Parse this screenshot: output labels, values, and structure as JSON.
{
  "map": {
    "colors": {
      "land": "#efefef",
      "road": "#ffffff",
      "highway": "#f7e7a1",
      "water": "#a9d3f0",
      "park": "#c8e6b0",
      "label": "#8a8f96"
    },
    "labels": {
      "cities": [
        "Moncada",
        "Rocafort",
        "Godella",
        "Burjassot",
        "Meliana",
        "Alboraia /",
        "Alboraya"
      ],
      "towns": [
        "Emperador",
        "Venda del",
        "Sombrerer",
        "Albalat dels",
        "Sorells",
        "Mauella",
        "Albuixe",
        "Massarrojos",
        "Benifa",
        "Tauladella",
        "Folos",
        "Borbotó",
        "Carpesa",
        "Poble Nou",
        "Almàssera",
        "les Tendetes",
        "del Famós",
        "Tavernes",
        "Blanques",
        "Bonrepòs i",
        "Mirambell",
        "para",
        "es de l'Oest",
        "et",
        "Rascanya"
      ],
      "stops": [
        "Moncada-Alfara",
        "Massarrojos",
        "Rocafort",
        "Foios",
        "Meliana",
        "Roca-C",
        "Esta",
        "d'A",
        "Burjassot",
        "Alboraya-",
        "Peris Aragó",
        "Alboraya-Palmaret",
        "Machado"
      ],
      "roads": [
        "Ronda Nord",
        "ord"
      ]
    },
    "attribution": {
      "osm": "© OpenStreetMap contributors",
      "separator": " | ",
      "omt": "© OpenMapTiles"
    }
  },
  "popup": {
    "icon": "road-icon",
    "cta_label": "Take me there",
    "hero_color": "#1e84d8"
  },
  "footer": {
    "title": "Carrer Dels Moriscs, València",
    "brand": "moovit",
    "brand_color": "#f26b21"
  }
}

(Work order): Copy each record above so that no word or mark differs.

(Response area):
Parse this screenshot: output labels, values, and structure as JSON.
{
  "map": {
    "colors": {
      "land": "#efefef",
      "road": "#ffffff",
      "highway": "#f7e7a1",
      "water": "#a9d3f0",
      "park": "#c8e6b0",
      "label": "#8a8f96"
    },
    "labels": {
      "cities": [
        "Moncada",
        "Rocafort",
        "Godella",
        "Burjassot",
        "Meliana",
        "Alboraia /",
        "Alboraya"
      ],
      "towns": [
        "Emperador",
        "Venda del",
        "Sombrerer",
        "Albalat dels",
        "Sorells",
        "Mauella",
        "Albuixe",
        "Massarrojos",
        "Benifa",
        "Tauladella",
        "Folos",
        "Borbotó",
        "Carpesa",
        "Poble Nou",
        "Almàssera",
        "les Tendetes",
        "del Famós",
        "Tavernes",
        "Blanques",
        "Bonrepòs i",
        "Mirambell",
        "para",
        "es de l'Oest",
        "et",
        "Rascanya"
      ],
      "stops": [
        "Moncada-Alfara",
        "Massarrojos",
        "Rocafort",
        "Foios",
        "Meliana",
        "Roca-C",
        "Esta",
        "d'A",
        "Burjassot",
        "Alboraya-",
        "Peris Aragó",
        "Alboraya-Palmaret",
        "Machado"
      ],
      "roads": [
        "Ronda Nord",
        "ord"
      ]
    },
    "attribution": {
      "osm": "© OpenStreetMap contributors",
      "separator": " | ",
      "omt": "© OpenMapTiles"
    }
  },
  "popup": {
    "icon": "road-icon",
    "cta_label": "Take me there",
    "hero_color": "#1e84d8"
  },
  "footer": {
    "title": "Carrer Dels Moriscs, València",
    "brand": "moovit",
    "brand_color": "#f26b21"
  }
}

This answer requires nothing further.